As the brainchild of Lightning Bolt bassist Brian Gibson (aka Barkley), the Critters are a crude yet cuddly squad of art brats who dress up as filthy animals and unleash a hyperprimitive take on electronically processed Beefhartian swamp dub. However, most of the Critters' performances that I've witnessed quickly devolve into cacophony, smoke, vandalism, and violence involving bloodshed and broken bones.
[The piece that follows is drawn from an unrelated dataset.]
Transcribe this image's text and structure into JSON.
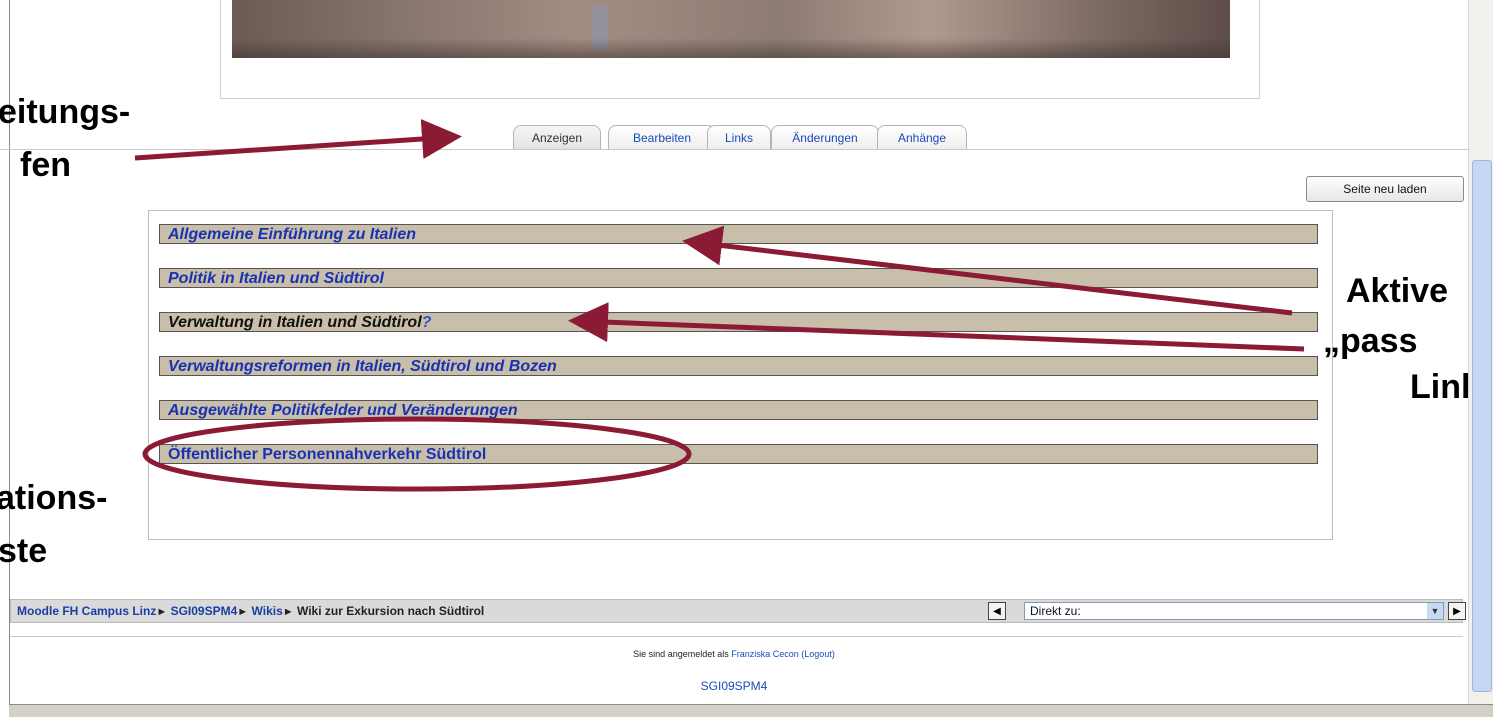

Gibson is also a gifted cartoonist, though, and the centerpiece of this disc is his hour-long animated movie Mystery Tail, which is the "continuing saga of rocker dog Barkley and his band of animal friends." It's a stunning homespun weave of vibrant geometric collage work, lo-res graphics, live action, and synth-generated atmospherics. When transforming his rowdy Critters into their on-screen avatars, Gibson has traded the brutality of the group's live show for surreal storytelling and an innocent sense of zaniness that little kids would go bananas for. The movie is so goddamn goofy and fully realized filled with loveable ragamuffin protagonists and several truly creepy characters that it would make perfect sense as a part of the USA Cartoon Express, that six-hour-long Sunday morning program from the '80s featuring cartoons that were just a little too weird and low-budget for the Saturday morning crowd. And that right there is the essence of the Critters' aesthetic: cheap and bizarre as all hell.